(Page and application data records)
####
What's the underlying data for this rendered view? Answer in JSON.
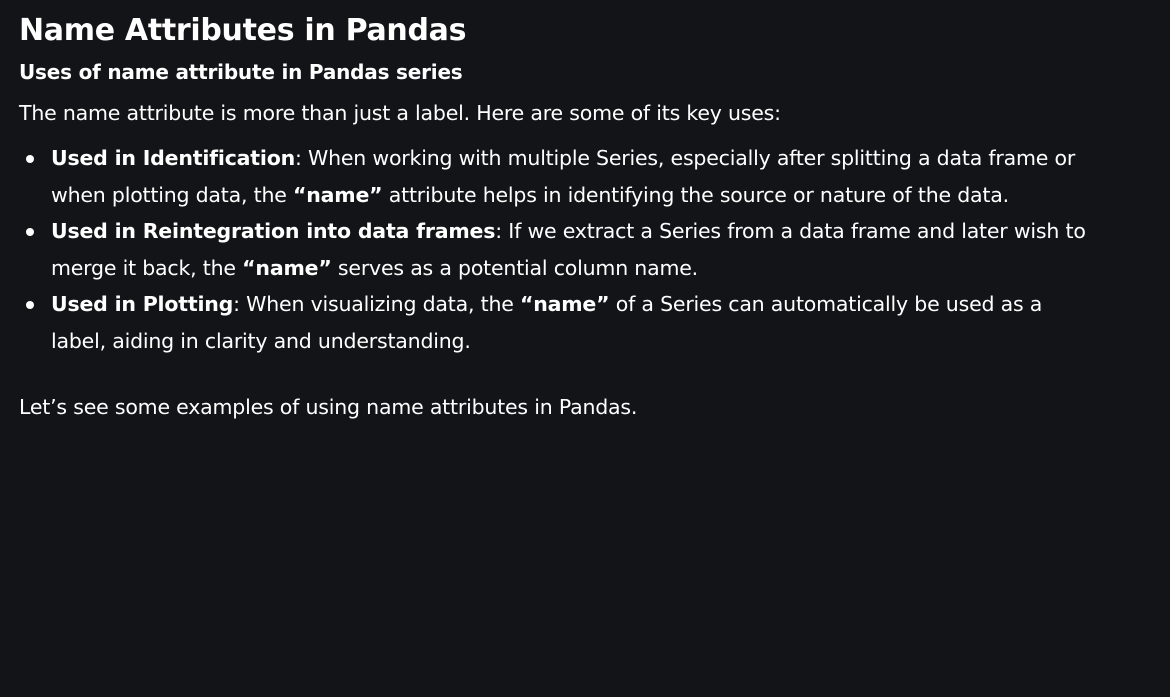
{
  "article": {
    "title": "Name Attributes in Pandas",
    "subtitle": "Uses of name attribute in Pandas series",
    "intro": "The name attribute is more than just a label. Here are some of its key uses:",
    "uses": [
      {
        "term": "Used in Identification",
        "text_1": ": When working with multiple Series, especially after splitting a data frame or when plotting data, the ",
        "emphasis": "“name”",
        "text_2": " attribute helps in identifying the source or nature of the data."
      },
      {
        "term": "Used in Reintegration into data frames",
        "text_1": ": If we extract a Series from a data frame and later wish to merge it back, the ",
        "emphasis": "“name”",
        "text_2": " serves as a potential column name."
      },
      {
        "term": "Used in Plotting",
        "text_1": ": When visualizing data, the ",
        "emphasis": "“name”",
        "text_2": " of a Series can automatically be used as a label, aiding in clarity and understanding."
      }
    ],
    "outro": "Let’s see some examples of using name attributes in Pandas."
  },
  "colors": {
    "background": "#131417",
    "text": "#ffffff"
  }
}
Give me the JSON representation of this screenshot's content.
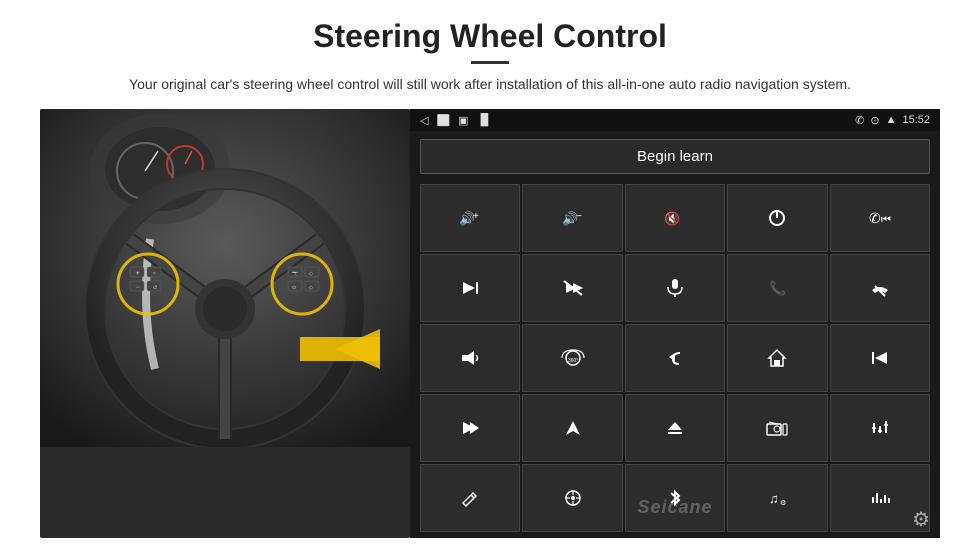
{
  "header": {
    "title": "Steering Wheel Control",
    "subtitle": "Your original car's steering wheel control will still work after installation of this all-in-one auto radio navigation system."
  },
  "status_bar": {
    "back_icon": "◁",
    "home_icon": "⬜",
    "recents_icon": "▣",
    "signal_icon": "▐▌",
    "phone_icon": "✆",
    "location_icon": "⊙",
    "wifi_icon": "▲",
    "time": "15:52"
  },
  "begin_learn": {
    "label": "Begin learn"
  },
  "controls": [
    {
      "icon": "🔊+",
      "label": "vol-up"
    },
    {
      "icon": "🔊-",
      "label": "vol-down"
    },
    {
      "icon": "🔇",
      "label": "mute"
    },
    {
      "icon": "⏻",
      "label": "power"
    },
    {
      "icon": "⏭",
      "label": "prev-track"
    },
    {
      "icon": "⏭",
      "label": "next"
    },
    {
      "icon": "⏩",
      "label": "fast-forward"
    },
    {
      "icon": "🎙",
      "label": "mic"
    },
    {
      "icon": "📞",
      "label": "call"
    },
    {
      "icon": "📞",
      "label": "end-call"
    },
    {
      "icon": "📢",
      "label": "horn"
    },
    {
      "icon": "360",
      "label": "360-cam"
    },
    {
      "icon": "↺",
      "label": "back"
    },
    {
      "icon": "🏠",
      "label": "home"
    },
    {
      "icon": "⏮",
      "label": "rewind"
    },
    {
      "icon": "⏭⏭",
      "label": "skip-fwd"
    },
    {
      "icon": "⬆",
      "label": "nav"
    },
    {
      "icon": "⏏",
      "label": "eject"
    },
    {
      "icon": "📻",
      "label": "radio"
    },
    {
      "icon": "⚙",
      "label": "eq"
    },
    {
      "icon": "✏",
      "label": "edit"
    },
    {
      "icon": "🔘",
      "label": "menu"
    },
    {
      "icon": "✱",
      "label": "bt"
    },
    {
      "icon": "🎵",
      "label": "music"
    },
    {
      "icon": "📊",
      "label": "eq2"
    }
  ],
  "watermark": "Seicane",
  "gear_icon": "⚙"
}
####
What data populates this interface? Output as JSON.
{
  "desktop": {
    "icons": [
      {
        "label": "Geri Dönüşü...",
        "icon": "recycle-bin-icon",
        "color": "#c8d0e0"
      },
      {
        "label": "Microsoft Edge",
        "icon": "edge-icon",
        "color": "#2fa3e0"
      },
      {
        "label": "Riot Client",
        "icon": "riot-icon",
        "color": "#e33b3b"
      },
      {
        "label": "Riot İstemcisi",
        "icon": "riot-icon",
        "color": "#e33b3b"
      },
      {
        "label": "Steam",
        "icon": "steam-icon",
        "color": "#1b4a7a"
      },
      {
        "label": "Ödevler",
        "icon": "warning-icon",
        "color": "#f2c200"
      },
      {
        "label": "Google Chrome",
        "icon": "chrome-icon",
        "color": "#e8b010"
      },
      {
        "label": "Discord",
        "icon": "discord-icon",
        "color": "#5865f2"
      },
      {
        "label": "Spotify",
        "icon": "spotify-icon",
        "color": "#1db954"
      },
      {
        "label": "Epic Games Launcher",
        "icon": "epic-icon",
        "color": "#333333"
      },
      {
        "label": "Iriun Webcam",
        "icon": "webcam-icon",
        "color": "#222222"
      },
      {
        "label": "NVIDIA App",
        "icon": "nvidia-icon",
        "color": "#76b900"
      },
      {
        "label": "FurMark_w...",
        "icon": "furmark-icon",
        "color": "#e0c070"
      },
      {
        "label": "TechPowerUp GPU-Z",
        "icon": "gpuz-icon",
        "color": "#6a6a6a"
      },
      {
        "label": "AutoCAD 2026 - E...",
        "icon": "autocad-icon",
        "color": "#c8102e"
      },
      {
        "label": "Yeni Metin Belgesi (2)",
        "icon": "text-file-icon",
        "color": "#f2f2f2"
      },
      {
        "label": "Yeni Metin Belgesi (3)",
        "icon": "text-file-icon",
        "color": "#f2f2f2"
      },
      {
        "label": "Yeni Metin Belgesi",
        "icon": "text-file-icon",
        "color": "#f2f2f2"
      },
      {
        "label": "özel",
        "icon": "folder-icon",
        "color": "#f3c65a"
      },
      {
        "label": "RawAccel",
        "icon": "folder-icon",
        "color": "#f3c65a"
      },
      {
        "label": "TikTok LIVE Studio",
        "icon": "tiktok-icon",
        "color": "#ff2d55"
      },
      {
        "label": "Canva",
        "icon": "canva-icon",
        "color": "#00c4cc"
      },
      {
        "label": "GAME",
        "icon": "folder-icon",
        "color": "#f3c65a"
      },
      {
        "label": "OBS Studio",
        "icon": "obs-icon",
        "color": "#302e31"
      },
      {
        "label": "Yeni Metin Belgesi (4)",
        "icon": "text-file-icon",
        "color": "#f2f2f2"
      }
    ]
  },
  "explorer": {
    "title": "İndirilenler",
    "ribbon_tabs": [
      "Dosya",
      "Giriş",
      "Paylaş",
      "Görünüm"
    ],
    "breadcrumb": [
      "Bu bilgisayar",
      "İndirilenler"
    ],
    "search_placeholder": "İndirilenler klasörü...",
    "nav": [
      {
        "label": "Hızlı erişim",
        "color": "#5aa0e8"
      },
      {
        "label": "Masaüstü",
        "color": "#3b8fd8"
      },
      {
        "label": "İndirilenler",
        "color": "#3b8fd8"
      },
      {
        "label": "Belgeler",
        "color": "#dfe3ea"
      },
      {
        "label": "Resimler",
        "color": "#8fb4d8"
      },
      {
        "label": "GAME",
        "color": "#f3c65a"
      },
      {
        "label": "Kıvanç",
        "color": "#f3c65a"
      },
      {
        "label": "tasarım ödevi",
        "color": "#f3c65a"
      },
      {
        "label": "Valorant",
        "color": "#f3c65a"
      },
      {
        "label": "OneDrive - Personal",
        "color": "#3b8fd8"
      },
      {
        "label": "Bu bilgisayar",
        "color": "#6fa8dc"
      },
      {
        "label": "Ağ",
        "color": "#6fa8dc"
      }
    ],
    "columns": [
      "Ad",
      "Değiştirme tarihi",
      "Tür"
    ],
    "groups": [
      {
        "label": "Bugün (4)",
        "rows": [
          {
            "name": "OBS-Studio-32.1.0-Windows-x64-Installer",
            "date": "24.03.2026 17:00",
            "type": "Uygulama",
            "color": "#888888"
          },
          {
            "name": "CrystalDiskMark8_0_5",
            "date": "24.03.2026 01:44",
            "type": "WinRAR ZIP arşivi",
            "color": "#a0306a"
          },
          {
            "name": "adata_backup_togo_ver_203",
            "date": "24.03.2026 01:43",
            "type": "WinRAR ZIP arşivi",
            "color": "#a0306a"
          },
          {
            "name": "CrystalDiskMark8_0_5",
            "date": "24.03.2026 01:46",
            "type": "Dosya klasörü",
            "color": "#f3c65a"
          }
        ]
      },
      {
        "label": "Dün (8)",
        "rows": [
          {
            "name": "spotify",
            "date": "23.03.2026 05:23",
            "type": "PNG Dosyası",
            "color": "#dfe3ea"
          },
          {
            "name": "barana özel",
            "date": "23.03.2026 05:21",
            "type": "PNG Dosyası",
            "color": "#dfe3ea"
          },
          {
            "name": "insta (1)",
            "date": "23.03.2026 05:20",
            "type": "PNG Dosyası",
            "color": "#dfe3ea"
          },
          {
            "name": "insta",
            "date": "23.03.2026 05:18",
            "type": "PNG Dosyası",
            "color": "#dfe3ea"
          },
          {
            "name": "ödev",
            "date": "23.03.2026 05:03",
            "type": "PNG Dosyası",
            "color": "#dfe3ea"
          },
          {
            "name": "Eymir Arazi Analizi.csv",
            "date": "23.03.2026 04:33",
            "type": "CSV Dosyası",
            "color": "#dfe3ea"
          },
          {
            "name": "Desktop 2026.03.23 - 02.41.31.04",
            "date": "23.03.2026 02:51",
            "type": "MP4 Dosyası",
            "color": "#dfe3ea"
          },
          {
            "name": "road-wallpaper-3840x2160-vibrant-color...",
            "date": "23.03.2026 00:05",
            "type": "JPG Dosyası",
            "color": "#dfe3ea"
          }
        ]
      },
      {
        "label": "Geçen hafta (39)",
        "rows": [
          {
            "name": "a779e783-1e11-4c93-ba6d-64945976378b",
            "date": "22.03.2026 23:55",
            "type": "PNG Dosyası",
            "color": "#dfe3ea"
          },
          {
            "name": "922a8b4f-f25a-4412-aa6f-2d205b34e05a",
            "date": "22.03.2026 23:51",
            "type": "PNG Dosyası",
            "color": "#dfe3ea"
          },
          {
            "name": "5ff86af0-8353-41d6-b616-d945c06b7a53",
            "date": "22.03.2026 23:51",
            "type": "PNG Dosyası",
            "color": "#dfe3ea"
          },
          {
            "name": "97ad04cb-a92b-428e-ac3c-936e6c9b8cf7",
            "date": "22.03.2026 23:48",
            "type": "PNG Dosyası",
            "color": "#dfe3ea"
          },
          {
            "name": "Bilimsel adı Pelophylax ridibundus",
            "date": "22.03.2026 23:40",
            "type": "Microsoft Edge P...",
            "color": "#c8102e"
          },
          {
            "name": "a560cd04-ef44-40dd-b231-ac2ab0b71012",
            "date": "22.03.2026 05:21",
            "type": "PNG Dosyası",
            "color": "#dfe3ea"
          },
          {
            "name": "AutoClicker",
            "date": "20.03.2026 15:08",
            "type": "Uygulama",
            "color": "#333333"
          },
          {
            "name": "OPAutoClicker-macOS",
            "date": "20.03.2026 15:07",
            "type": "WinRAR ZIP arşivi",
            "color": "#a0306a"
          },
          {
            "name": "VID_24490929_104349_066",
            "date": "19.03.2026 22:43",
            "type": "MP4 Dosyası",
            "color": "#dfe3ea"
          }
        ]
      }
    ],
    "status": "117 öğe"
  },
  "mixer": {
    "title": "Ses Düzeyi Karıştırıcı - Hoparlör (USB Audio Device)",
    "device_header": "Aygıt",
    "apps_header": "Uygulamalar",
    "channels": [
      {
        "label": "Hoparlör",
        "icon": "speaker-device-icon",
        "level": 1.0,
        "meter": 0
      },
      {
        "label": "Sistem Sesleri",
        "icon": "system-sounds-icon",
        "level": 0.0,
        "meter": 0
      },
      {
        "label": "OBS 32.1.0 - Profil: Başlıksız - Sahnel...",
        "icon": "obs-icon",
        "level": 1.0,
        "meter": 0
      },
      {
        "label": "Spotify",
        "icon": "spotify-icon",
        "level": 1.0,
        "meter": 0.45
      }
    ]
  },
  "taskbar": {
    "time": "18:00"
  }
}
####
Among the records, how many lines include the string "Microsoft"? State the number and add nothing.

2